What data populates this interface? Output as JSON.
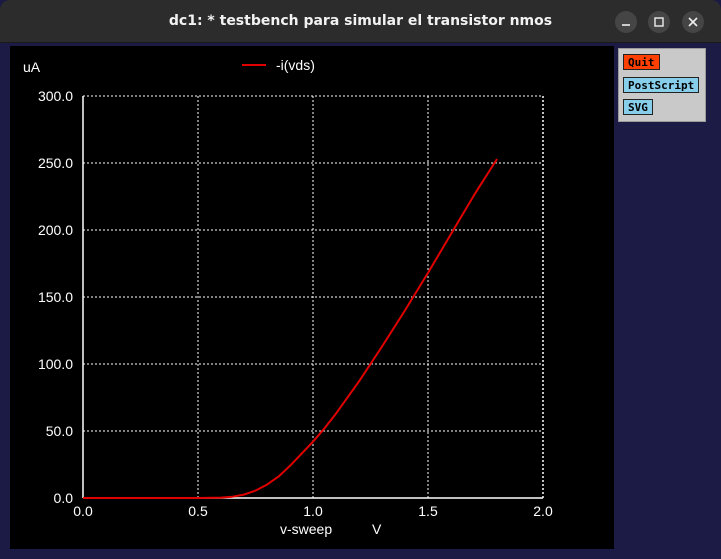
{
  "window": {
    "title": "dc1: * testbench para simular el transistor nmos",
    "controls": [
      "minimize-icon",
      "maximize-icon",
      "close-icon"
    ]
  },
  "sidebar": {
    "buttons": [
      {
        "label": "Quit",
        "color": "#ff4000"
      },
      {
        "label": "PostScript",
        "color": "#87ceeb"
      },
      {
        "label": "SVG",
        "color": "#87ceeb"
      }
    ]
  },
  "plot": {
    "background": "#000000",
    "grid_color": "#ffffff",
    "trace_color": "#e00000"
  },
  "chart_data": {
    "type": "line",
    "ylabel": "uA",
    "xlabel": "v-sweep",
    "xunit": "V",
    "xlim": [
      0.0,
      2.0
    ],
    "ylim": [
      0.0,
      300.0
    ],
    "xticks": [
      "0.0",
      "0.5",
      "1.0",
      "1.5",
      "2.0"
    ],
    "yticks": [
      "0.0",
      "50.0",
      "100.0",
      "150.0",
      "200.0",
      "250.0",
      "300.0"
    ],
    "grid": true,
    "legend_position": "top-center",
    "series": [
      {
        "name": "-i(vds)",
        "x": [
          0.0,
          0.5,
          0.6,
          0.65,
          0.7,
          0.75,
          0.8,
          0.85,
          0.9,
          0.95,
          1.0,
          1.05,
          1.1,
          1.2,
          1.3,
          1.4,
          1.5,
          1.6,
          1.7,
          1.8
        ],
        "y": [
          0.0,
          0.0,
          0.3,
          1.0,
          2.5,
          5.5,
          10.0,
          16.0,
          24.0,
          33.0,
          42.0,
          52.0,
          63.0,
          87.0,
          113.0,
          140.0,
          168.0,
          197.0,
          226.0,
          253.0
        ]
      }
    ]
  }
}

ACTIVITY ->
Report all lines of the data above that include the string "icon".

ANSWER SPACE ->
      "minimize-icon",
      "maximize-icon",
      "close-icon"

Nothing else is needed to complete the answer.